Start of Excerpted records

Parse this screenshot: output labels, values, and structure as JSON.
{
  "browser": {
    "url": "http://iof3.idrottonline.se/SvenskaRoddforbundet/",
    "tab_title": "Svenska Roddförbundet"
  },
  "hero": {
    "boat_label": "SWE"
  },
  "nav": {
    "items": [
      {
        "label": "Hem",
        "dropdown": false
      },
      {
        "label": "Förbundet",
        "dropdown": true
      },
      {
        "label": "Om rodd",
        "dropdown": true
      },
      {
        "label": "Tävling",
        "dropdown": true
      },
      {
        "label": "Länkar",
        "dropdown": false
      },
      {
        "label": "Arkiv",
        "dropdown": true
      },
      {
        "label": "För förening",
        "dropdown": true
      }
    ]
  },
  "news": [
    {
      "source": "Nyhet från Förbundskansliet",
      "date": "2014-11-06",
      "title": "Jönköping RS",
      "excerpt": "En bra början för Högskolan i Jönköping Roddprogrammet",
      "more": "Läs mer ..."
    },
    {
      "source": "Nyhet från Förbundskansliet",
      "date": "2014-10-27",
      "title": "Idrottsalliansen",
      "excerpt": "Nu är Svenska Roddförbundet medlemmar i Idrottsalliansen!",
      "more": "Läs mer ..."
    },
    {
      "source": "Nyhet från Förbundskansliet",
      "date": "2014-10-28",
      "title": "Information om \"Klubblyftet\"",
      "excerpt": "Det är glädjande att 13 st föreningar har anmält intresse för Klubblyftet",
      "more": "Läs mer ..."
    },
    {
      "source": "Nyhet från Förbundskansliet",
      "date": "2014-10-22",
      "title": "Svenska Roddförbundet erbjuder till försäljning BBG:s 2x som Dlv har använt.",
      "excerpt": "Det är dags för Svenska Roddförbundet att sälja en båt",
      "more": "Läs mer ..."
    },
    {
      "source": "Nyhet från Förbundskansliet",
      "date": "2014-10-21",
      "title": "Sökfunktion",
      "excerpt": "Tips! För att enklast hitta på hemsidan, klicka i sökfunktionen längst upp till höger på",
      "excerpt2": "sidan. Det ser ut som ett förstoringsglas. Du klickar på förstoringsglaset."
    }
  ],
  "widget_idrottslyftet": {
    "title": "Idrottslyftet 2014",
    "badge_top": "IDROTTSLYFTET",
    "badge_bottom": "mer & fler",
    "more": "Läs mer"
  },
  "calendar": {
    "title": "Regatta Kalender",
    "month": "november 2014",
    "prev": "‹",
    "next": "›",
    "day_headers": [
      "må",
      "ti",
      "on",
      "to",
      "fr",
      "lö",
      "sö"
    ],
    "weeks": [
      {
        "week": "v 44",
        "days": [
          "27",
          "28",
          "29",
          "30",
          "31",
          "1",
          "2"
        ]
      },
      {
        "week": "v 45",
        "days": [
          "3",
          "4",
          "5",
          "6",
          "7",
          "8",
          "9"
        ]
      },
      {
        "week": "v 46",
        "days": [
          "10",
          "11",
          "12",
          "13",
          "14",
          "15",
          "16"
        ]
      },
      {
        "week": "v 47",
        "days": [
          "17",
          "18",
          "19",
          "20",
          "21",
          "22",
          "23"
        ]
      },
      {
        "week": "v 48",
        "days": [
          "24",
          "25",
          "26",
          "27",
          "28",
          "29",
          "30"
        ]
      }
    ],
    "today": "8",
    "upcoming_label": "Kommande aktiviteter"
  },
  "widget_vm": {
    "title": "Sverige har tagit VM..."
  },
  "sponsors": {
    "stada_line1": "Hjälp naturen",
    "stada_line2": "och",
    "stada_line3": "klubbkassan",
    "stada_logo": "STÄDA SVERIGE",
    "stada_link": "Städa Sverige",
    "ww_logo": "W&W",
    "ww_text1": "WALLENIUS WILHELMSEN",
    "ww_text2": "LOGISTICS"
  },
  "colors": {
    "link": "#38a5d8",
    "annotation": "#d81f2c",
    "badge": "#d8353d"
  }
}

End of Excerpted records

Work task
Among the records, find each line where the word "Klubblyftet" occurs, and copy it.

Result
      "title": "Information om \"Klubblyftet\"",
      "excerpt": "Det är glädjande att 13 st föreningar har anmält intresse för Klubblyftet",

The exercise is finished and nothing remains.